It’s October and you know what that means – cybersecurity awareness month!

By Joe Vitale, SVP, Treasury Management

You know data breaches can be costly and time-consuming. But how do you protect your business against cyberthreats?

"...cybercrime, by definition, is the greatest threat to every profession, every industry, every company in the world." Ginni Rometty, IBM Chairman, President and CEO. 

It’s that time of the year again – National Cybersecurity Awareness Month. This year, the Department of Homeland Security has broken down each week of October into a specific theme to educate the public on all things cybersecurity: 

  • October 2-6, 2017 –  Simple Steps to Online Safety 
  • October 9-13, 2017 – Cybersecurity in the Workplace is Everyone’s Business 
  • October 16-20, 2017 – Today’s Predictions for Tomorrow’s Internet 
  • October 23-27, 2017 –  The Internet Wants YOU: Consider a Career in Cybersecurity
  • October 30-31, 2017 – Protecting Critical Infrastructure from Cyber Threats

Even if October wasn’t already dedicated to raising awareness about the importance of cybersecurity, this is the perfect time of year to focus on keeping confidential and proprietary information safe. It’s when, quite frankly, we can drop the ball on being diligent about the cybersecurity threats in the world due to the approaching holidays and planned time out of the office. This is part of the reason why more cybercrime attempts are made between November and February than any other time of the year. 

Speaking of confidential and proprietary information, I’m sure you are fully aware of the Equifax cybersecurity incident (data breach) that was announced on September 7, 2017. The Equifax cybersecurity incident was one of the largest in U.S. history with approximately 143 million records exposed (you can visit the Equifax website for more information). That’s twice as large as the Target breach in 2013. According to the Identity Theft Resource Center (the industry watch dog that tracks and reports U.S.- based data breaches), nearly 1,100 breaches were reported in 2016…that’s a 40 percent increase over 2015 and the highest number ever reported. And unfortunately, 2017 is on track to surpass 2016 volumes. 

Plus, data breaches can cost a lot of money. In the latest edition of the Ponemon Institute’s annual study titled 2017 Cost of a Data Breach Global Overview, the average cost to a company for each lost or stolen record is $141. However, in the United States, the costs are typically higher. Domestically, it can cost as much as $225 per record and the average total organizational cost is $7.35 million.

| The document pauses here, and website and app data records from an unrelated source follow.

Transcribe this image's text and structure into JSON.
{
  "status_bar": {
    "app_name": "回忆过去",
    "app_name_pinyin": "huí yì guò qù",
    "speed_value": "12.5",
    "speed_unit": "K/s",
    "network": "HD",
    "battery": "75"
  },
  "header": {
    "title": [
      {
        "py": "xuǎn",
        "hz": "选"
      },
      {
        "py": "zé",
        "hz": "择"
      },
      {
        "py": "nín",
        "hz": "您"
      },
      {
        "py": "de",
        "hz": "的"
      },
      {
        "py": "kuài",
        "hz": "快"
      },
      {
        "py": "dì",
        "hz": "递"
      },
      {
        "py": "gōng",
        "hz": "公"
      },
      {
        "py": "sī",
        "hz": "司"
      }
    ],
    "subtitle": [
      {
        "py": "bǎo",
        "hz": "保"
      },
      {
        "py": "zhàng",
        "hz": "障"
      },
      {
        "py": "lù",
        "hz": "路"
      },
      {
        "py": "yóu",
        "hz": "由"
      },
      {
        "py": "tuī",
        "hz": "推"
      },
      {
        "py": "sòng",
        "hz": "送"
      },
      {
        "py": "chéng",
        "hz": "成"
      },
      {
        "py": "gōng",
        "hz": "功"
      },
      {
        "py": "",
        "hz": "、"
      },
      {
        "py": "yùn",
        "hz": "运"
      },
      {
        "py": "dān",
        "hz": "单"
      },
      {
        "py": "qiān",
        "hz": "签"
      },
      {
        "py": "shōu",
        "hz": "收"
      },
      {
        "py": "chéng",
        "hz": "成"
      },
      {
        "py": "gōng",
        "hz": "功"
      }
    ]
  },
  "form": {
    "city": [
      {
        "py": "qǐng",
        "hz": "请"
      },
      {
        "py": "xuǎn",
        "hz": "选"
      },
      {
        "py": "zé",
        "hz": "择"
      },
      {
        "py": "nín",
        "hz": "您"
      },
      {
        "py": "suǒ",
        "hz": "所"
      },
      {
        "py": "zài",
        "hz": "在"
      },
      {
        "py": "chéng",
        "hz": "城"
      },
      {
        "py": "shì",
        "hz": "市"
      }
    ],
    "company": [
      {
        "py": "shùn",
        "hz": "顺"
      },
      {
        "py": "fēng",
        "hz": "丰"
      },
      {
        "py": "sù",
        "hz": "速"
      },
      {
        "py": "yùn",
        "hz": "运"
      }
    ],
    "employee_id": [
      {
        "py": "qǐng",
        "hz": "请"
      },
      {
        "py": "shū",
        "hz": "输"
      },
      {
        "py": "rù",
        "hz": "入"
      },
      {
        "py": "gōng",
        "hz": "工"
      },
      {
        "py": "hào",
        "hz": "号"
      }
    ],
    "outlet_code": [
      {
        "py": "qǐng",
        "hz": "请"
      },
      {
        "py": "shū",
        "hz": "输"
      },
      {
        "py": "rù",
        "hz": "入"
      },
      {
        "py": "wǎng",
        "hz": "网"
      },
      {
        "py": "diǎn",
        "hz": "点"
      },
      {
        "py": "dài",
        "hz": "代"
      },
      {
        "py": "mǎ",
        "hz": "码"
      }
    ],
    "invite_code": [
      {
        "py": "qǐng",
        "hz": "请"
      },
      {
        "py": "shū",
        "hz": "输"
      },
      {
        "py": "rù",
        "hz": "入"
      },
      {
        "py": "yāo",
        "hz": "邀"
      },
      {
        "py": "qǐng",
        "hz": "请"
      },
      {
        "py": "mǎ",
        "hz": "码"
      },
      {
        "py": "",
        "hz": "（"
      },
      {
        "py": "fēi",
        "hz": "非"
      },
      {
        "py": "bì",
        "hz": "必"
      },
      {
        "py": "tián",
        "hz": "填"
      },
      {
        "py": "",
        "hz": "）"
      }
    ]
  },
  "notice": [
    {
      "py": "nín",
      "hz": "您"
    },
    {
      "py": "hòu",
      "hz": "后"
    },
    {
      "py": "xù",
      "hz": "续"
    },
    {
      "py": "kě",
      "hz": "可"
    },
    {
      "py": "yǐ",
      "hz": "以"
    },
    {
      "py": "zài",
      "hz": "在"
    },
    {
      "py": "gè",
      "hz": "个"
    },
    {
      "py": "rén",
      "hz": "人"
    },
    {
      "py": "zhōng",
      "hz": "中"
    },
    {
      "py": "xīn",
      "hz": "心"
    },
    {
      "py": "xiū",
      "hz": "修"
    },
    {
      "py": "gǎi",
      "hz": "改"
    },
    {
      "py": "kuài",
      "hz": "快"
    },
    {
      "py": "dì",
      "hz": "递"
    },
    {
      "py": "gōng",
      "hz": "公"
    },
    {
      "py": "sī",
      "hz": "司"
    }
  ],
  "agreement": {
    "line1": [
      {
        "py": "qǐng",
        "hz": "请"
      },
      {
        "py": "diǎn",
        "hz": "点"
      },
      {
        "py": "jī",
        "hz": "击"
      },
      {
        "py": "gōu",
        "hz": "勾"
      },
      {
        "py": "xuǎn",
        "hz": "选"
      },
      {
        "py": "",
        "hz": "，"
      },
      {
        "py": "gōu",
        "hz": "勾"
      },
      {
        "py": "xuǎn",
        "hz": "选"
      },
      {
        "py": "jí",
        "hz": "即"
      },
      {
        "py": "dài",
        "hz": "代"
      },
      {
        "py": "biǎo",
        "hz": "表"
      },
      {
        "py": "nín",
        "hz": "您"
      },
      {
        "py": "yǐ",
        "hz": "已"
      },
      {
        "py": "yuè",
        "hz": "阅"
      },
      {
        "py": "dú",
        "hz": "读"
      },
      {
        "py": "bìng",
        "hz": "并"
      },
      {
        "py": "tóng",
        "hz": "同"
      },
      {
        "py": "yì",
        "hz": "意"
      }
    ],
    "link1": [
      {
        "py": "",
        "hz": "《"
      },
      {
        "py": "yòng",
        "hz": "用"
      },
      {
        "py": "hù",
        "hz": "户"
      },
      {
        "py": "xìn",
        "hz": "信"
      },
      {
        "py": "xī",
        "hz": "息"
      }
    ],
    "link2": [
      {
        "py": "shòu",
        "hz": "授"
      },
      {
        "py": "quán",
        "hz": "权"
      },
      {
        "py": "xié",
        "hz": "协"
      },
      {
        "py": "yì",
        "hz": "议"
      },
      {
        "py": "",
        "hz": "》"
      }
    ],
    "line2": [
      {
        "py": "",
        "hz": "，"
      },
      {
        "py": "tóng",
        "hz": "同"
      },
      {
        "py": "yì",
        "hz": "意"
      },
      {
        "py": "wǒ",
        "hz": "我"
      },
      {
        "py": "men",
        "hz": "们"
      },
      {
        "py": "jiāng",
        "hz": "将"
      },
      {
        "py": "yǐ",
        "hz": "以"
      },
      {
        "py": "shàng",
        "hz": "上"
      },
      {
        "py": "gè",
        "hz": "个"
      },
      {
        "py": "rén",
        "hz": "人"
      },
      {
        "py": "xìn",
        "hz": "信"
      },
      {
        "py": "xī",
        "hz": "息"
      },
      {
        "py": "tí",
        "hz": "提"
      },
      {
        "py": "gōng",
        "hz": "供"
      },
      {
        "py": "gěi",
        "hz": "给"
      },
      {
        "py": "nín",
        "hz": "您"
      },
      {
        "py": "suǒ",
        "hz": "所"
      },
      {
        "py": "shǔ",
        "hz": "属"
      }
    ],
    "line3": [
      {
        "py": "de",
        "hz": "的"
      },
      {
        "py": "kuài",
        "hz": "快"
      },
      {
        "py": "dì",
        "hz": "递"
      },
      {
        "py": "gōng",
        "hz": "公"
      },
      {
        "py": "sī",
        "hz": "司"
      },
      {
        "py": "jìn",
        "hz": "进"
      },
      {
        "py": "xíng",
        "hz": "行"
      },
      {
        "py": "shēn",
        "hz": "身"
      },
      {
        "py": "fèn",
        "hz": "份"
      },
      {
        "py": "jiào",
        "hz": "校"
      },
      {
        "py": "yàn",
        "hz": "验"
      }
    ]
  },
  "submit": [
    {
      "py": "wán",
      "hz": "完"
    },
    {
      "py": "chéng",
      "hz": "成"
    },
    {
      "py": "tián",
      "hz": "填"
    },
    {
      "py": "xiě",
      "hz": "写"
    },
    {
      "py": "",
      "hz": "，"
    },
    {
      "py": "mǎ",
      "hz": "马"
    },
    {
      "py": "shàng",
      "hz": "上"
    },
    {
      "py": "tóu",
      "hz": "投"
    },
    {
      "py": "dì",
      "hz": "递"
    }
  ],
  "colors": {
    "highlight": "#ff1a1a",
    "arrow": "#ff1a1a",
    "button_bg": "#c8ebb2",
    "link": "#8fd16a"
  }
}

In addition to the high cost, it takes time to identify and contain a data breach. On average, it can take 191 days to identify a data breach and 66 days to contain it. So if you are doing the math and counting the days, the Equifax data breach could continue to be a problem all the way up to almost the end of the year.

This is why during October, and throughout the year, businesses of all sizes in all industries should consider reviewing and implementing preventative measures to keep confidential information safe: 

  • The best defense is a strong offense. Make sure your company has cybercrime and incident response plans in place. These should cover items such as business continuity and resumption, disaster recovery and incident management. It’s critical to note that while having these plans in place is a good first step, preparation doesn’t end there. It’s just as important to test the plan(s) at least annually and make sure all employees have been properly trained.
  • Use online security industry best practices when on PCs, phones, e-mail and social media. From a business standpoint, be as familiar as possible with your customers, vendors and employees. Anyone who makes a legitimate business request over email or online will usually be available, and will not normally be upset, to confirm his or her identity or answer security questions as it is for their own protection.
  • Keep in mind there are several cybercrime threats impacting businesses around the world. Most of them are originated by malware infections through phishing attempts. However, each require diligence in understanding what they are, how to defend against them and how to deal with them if they are successful. In addition to data breaches, threats can include business e-mail compromise incidents and ransomware. Each focuses on compromising and exposing data in one form or another, and using that data to misappropriate funds or defraud the owners of the data. It’s called cybercrime for a reason – criminals are looking to steal your most important assets.  
  • If you believe your business has been a victim of cybercrime, go to the FBI’s Internet Crime Complaint Center (IC3) and file a formal complaint. Contact your information technology (IT) security department to start the investigation process and implement your incident response plan(s) immediately.

Lastly, we’re all in this together. When we spend the time and resources to protect ourselves and our companies from cybercrime, it protects everyone, including employees and customers. It’s an insurance policy that covers everyone in the entire ecosystem; even just one small, exposed vulnerability can bring down the entire house of cards.